Applying the Learning Curve Theory Ã¯Â¿Â½ PAGE Ã¯Â¿Â½1Ã¯Â¿Â½
Applying the Learning Curve Theory
Mario, owner of Mario's Pizzeria, opened his first pizza Parlor in 1950 in Palm Springs, California. Running and operating his store in one of the local and busy malls, Mario's pizzas became popular for its fresh ingredients and authentic taste. In the given Pizza Store Layout simulation, the students were given the opportunity to work as a manager for two months to improve the service system by improving the four elements of waiting line problems- a waiting line, a service system, customer population, and a priority rule for determining which customer is to be served next. Given that many customers are dissatisfied with the wait times, my objective would be to comprehend the learning curve concept of reducing the wait times and optimizing the processes to maximize the benefits. In the next couple of paragraphs, I will examine the process thoroughly and provide several points of the process performance data for the performance metrics identified in the simulation.
Furthermore, I will apply the learning curve concepts to test the alternative against the current process, and determine how good the initial process data is in the organization
Process Performance Data
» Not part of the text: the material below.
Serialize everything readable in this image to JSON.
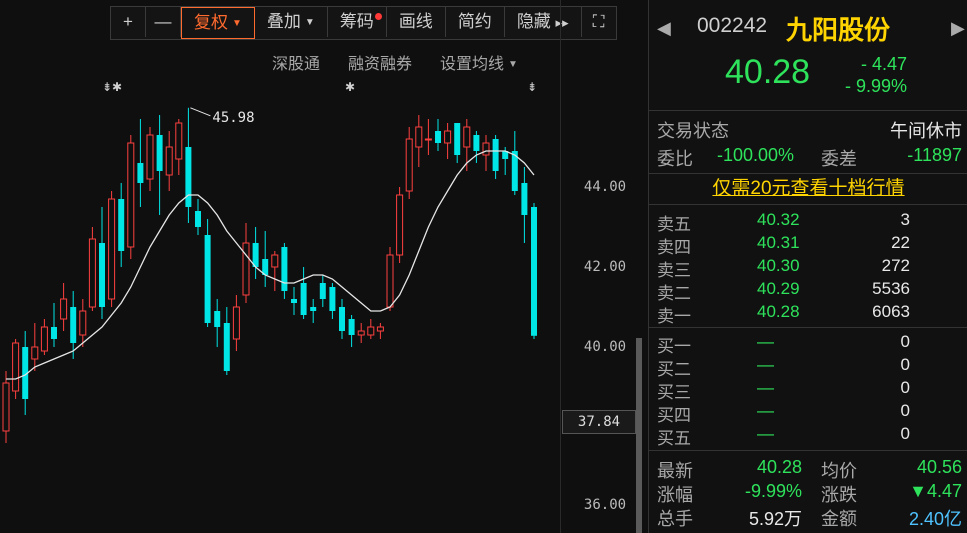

In the simulation, Mario's Pizzeria begins with the flow process of a customer entering the restaurant, waiting, being seated, order taken, order processed, order received in kitchen, order served, eating time, bill received and payment made, and the customer exiting the restaurant. The simulation mentions Mario's initial setup, which includes 14 tables for four, four servers, and two kitchen staff. The entire process from when a customer walks into the pizza parlor to the time the customer leaves the parlor is 53 minutes. Acknowledging the pizza parlor is experiencing a loss of sales due to the...